12 countries, one platform: How EOS in Eastern Europe is a role model for collaboration.
The markets of Eastern Europe offer huge potential, but also require very specific expertise. The project to migrate 12 national subsidiaries to a single software platform therefore quickly raised the question: Can that even work? It can. The international EOS project Kollecto+ shows how.
To roll out a software platform in 12 countries for 1,800 users, while taking at least as many different needs and unwritten practices into account, is certainly a challenge. Despite this, Pia Fischbach and Cristian Musat look astonishingly relaxed.
The Head of Strategy & Consulting at EOS Technology Solutions in Germany and Head of IT at EOS in Romania are overseeing the development of Kollecto+. The new web-based, cloud-ready debt collection software for EOS subsidiaries in Eastern Europe is set to replace the previous software Kollecto. The process is being handled by an international team. “Around 25 colleagues from Romania and Germany are among the driving forces and creators of Kollecto+,” explains Musat. Until now, nine EOS national subsidiaries have been using the previous software Kollecto to manage their receivables. Although the old system still works, it has a crucial drawback: “There are as many different versions of Kollecto as there are EOS subsidiaries,” says Fischbach. “Over the years, every company tweaked its system – sometimes to align with its own needs and sometimes in parallel but not coordinated with other companies.”
Specific solutions via plug and play.
With Kollecto+, EOS is creating an efficient, future-proof solution comprising a lot of different individual modules. There is one module for those who are in contact with payment defaulters, another for managing assets, one for all legal departments, and so on. Depending on requirements, other modules can be enabled or disabled using plug and play.
It should be the users who collectively develop new features. Pia Fischbach, Head of Strategy & Consulting at EOS Technology Solutions in Germany
National requirements are one of the challenges involved. “The rules for contacting customers differ, there are different languages involved, and in some countries the receivables are in the local currency and in euros and so on,” says Musat. “Developing a standardised software that allows for a lot of national configurations is naturally more challenging than programming a local version.” But the extra effort is worth it: “We can configure Kollecto+ anywhere for the most complex of problems and scale it for 30 people in Slovenia or 500 in Romania.”
Software enhancements for receivables management will be available from a central location.
In addition, developing the software as a cross-border collaboration was a constant balancing act, says Fischbach. Ultimately, the EOS national subsidiaries will in future no longer be able to accommodate all their special preferences. “Moving a button in a dialog window from left to right is the kind of thing that will no longer happen with Kollecto+,” Fischbach says. However, the coordination process will offer more advantages than disadvantages overall.
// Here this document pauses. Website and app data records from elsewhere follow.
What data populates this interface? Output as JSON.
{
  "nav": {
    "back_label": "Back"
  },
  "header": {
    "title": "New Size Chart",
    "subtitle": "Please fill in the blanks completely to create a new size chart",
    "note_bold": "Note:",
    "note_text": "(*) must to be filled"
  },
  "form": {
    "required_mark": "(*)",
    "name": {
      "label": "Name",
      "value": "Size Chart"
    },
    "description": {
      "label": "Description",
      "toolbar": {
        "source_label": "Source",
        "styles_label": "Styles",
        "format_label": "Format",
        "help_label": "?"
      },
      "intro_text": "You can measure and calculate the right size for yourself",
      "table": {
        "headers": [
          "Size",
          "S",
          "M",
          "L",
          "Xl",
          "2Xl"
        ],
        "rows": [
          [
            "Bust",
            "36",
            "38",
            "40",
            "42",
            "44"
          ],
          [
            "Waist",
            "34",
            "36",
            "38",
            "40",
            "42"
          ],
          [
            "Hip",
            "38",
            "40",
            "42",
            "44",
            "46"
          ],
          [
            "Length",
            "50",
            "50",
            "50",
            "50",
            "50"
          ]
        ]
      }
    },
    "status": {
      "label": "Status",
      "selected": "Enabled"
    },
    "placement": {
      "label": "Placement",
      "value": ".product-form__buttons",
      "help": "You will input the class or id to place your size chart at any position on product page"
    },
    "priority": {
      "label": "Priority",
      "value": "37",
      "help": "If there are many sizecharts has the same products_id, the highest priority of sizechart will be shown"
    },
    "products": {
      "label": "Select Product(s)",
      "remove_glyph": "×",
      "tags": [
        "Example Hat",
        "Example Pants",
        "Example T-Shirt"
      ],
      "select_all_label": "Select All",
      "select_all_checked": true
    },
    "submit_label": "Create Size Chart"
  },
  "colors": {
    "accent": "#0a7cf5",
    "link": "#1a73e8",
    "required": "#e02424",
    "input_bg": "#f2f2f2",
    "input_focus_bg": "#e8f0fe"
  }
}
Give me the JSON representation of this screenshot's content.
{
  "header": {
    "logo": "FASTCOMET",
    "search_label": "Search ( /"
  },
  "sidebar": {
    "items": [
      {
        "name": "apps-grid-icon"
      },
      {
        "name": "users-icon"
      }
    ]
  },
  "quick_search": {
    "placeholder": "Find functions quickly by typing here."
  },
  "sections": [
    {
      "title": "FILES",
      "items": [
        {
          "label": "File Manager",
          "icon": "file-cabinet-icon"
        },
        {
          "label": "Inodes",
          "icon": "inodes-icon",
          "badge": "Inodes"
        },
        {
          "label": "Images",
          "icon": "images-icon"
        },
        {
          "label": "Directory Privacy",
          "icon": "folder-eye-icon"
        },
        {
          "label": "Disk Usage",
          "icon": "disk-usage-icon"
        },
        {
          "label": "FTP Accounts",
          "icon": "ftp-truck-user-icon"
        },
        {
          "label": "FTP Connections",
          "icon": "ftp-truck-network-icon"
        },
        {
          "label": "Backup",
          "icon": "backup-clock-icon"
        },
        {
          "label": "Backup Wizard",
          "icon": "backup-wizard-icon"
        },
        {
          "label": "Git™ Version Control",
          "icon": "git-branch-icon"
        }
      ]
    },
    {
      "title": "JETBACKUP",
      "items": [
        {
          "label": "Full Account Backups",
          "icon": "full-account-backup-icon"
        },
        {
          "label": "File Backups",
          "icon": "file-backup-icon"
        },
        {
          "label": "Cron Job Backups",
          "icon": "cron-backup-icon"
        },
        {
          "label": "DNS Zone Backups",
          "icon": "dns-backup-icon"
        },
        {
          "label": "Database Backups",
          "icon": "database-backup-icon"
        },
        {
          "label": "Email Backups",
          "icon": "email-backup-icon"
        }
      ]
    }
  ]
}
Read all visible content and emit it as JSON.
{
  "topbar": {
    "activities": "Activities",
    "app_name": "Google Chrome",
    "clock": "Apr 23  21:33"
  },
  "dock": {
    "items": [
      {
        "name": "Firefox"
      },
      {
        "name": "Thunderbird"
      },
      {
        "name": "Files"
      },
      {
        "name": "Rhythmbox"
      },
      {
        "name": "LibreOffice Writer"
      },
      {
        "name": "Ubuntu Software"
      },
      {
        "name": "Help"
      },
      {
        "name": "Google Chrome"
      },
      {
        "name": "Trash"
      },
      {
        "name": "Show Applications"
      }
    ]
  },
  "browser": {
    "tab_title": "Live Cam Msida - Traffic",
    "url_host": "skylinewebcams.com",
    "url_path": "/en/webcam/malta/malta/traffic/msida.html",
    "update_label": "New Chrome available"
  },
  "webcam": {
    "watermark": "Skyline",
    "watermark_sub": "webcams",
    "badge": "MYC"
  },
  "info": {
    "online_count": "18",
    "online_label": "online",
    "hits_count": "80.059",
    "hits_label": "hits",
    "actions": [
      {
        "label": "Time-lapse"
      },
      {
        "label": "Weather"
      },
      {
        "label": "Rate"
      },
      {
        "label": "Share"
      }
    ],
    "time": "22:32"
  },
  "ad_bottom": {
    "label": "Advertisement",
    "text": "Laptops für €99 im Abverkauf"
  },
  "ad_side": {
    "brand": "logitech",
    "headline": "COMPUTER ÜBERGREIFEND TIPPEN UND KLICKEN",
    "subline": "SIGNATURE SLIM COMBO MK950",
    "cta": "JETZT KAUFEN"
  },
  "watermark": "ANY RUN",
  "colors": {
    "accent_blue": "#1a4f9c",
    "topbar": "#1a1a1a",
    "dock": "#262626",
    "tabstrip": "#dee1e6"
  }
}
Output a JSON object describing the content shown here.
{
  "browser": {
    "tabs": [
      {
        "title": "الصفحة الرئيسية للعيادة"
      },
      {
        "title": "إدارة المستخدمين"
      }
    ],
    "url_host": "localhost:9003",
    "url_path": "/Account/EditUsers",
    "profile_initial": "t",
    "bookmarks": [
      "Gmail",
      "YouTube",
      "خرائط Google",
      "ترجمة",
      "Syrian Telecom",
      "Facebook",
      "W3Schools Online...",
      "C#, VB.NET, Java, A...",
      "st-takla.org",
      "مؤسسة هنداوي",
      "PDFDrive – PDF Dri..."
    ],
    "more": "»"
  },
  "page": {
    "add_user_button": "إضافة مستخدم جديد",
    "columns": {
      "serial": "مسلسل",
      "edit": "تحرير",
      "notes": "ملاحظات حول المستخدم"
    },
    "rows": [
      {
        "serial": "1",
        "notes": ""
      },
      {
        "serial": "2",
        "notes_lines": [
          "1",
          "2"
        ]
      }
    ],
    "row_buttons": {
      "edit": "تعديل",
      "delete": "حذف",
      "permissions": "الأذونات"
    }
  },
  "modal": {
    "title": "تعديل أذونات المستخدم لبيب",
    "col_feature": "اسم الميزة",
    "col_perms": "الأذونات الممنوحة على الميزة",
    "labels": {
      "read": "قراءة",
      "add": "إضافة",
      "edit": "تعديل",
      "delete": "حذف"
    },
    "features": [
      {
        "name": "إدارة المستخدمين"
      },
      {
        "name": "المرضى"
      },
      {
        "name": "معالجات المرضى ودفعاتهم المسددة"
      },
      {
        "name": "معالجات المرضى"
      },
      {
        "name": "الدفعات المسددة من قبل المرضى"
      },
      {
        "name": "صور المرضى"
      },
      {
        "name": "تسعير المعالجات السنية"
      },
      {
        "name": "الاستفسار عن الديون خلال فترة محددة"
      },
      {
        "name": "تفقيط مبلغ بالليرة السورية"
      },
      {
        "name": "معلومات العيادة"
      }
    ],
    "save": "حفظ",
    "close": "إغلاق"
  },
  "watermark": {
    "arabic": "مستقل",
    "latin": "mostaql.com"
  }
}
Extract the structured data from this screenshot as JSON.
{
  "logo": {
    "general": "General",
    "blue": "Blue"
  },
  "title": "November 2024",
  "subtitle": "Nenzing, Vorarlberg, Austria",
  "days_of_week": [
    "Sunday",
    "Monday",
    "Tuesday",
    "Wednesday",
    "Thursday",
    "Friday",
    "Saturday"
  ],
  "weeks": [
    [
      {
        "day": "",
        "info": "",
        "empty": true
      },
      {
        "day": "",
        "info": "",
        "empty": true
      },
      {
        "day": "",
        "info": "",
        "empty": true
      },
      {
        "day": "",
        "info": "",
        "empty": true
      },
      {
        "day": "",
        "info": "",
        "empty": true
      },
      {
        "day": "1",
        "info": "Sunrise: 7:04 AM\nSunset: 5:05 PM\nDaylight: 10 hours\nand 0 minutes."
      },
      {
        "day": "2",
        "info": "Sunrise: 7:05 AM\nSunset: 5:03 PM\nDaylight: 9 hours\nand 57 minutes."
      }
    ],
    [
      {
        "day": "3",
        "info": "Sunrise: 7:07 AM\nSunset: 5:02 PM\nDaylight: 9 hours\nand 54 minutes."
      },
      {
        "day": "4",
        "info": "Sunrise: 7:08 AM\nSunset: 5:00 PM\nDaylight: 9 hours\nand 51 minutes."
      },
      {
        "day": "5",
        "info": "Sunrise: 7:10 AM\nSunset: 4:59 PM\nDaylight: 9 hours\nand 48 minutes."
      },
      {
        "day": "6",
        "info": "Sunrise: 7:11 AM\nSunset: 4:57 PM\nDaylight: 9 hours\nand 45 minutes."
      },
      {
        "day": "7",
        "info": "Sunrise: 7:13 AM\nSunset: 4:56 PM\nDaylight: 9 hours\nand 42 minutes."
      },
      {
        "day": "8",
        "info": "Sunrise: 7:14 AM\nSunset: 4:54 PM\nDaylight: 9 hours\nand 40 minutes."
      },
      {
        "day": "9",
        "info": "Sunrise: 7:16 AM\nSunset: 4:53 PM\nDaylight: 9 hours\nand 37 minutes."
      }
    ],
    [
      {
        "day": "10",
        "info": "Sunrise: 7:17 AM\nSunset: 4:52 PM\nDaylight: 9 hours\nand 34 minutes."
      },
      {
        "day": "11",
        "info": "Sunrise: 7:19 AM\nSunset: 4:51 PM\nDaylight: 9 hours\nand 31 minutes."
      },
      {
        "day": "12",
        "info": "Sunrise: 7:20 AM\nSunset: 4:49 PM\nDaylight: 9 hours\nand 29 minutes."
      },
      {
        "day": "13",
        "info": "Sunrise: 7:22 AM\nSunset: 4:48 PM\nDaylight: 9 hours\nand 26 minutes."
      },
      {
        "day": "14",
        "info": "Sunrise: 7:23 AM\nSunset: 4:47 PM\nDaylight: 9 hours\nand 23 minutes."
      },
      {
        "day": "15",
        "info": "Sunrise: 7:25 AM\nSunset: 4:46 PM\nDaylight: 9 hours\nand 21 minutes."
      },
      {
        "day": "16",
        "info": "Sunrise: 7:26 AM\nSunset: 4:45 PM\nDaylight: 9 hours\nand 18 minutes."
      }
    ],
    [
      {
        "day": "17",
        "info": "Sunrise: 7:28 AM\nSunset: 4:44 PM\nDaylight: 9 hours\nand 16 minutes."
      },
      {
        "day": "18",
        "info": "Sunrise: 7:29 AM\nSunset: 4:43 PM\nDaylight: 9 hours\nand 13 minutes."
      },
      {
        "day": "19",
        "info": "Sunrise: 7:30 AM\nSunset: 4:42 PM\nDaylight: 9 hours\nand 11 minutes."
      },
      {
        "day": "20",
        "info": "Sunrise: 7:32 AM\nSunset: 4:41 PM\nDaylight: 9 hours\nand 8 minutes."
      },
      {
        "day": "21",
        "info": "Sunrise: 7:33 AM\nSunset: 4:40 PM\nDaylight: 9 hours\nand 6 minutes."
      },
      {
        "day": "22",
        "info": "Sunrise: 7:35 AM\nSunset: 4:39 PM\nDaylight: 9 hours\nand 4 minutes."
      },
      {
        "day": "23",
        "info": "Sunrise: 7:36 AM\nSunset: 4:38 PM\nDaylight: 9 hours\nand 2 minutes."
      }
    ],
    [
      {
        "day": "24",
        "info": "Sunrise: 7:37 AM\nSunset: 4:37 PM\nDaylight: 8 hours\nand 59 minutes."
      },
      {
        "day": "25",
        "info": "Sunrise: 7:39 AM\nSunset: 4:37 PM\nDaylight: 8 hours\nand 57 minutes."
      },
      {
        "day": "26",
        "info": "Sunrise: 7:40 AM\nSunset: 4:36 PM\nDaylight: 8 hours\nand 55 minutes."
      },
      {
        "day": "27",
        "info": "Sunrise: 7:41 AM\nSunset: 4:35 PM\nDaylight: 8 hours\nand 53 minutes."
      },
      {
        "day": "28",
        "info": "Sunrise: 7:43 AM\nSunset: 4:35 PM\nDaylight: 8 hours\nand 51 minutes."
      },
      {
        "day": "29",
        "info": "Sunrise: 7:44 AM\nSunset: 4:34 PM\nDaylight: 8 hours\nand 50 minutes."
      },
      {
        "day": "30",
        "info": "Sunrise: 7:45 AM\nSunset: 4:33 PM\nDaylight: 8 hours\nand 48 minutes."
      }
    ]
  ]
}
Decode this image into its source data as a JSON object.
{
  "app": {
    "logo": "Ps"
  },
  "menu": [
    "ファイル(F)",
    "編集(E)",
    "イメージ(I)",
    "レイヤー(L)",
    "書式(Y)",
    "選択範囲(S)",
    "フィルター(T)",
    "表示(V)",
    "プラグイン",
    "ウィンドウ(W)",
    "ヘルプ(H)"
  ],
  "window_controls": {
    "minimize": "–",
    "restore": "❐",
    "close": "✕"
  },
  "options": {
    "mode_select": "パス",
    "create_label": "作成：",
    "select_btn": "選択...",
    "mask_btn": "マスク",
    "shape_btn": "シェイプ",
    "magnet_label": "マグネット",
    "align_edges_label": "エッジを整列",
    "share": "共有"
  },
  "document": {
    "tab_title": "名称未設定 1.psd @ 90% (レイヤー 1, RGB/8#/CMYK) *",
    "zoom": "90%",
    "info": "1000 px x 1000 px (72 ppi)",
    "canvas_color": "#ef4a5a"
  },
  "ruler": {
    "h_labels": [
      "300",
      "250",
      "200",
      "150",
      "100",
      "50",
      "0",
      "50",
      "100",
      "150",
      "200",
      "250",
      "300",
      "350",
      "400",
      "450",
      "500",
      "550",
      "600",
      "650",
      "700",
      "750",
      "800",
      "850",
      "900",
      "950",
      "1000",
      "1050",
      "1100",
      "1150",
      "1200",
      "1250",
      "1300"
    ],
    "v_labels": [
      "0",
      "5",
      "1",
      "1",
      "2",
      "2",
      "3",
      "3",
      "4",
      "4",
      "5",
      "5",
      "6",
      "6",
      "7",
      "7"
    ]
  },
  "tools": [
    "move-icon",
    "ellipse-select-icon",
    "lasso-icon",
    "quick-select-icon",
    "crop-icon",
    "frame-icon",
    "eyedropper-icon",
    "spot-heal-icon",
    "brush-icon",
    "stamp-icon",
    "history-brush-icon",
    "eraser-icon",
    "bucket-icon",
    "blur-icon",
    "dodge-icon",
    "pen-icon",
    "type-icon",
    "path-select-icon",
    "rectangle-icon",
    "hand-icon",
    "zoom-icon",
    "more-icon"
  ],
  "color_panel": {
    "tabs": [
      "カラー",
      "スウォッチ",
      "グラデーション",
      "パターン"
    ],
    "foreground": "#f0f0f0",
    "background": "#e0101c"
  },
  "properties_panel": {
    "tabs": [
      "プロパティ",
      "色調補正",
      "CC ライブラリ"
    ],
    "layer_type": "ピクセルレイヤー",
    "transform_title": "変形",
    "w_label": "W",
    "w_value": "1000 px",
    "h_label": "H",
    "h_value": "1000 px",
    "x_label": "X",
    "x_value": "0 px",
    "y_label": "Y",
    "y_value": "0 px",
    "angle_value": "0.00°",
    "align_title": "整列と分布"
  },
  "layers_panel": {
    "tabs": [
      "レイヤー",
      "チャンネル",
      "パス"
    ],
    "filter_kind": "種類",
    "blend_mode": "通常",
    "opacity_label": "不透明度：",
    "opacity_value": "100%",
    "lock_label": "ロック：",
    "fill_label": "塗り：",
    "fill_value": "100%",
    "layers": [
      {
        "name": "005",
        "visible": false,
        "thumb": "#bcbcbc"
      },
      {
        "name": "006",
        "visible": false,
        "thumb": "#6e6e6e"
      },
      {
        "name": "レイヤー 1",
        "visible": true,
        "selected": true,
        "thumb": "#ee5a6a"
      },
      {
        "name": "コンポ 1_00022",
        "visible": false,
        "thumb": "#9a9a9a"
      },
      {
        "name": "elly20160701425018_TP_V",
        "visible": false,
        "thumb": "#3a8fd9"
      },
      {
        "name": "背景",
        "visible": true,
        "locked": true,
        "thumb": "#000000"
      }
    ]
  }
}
For example, software enhancements will be available to all users of Kollecto+, regardless of where they were proposed. This makes the software an organic system. “Around every four weeks we are going to improve an existing functionality or introduce a new one,” Fischbach predicts.
And: “When decisions are being made it is not the country that shouts loudest that will prevail but the idea with the greatest business value.” To further encourage the exchange of information and insights, the Kollecto+ Board, which meets monthly, will determine the next steps.
In Croatia, the migration to Kollecto+ will be completed in the first half of 2019, while the process is ongoing in Bosnia, Serbia and Poland. National subsidiaries in Western Europe are also expressing interest. Apart from the technical progress made, the project is also a collaborative success, as any reservations that colleagues may have had were quickly dispelled. “The various national companies simply recognized the added value,” says Musat. “That made it easy for them to get on board.”
Photo Credits: Cristi Hancu, Sebastian Vollmert / EOS